Knowing it’s far better to prevent a leak than to wait for one to surprise us at a more inconvenient time, Tim ordered a new skylight, and we got to work today, since rain is predicted for tomorrow, and we’re hitting the road on Tuesday (more on that next week).

I don’t appear in any of these photos because I was taking them, but I assure you that in between all the clicks, I really was helping (and sweating, and swearing, and wishing one of our kids were here so that it could be Rohrer & Son RV Repair instead of Rohrer & Wife RV Repair).

It's kind of a skylight-within-skylight deal. The interior one just needed a quick cleaning and re-taping. The exterior one was pried off and flipped to the ground below.

It’s kind of a skylight-within-skylight deal. The interior one just needed a quick cleaning and re-taping. The exterior one was pried off, flipped to the ground below, and taken to the nearest dumpster.

Trying to scrape off all the old caulking was a chore. Hair dryer to the rescue again!

Trying to scrape off all the old caulking was a chore. Hair dryer to the rescue — again!

Dry placement to make sure the new skylight is gonna fit...

Dry placement to make sure the new skylight is gonna fit…

Fresh caulking going down...

Fresh caulk going down…

Affixing it with brand new screws...

Affixing it with brand new screws…

And finally, sealing the seams and screws with more caulk. Best part? It's on the roof, so neatness does not count. Which is good, because both of us are pretty lousy at this.

And finally, sealing the seams and screw heads with more caulk. Best part? It’s on the roof, so neatness does not count.

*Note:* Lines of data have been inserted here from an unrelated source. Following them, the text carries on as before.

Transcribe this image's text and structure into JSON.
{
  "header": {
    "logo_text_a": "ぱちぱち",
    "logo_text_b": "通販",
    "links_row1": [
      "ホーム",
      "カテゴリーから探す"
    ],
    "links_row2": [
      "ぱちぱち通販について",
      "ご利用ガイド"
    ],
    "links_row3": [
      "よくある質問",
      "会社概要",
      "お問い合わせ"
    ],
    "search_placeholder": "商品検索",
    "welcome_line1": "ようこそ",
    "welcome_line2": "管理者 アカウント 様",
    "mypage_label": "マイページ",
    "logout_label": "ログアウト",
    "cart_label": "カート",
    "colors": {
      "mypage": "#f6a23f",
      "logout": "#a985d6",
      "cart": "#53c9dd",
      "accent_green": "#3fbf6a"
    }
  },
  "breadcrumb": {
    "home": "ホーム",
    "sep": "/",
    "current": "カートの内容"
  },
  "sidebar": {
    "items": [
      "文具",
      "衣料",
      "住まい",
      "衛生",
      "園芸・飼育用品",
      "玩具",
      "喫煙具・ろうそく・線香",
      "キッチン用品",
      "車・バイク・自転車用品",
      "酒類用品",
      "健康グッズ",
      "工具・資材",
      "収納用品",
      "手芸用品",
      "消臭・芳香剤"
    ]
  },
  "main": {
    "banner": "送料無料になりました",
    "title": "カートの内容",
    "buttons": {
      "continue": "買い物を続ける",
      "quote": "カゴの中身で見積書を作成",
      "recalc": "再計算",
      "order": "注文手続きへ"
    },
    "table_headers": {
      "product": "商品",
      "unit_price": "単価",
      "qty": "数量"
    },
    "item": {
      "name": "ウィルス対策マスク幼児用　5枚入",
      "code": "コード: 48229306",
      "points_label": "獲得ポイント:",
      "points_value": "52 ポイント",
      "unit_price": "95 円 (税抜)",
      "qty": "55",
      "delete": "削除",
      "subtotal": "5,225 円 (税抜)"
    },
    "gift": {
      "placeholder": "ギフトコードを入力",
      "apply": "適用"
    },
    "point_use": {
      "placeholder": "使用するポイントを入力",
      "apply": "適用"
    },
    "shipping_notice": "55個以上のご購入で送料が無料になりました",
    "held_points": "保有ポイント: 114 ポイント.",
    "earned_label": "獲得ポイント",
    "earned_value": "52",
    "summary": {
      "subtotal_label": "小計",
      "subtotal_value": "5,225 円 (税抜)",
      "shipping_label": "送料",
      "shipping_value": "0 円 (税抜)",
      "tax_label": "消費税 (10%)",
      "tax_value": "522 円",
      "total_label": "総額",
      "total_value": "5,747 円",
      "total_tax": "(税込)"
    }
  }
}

Which is good, because neither one of us is all that competent with a caulking gun.

And guess who got to lie in the grass and “supervise” the whole operation. Yyyyup. Good-for-nothin’ fur ball.FullSizeRender 8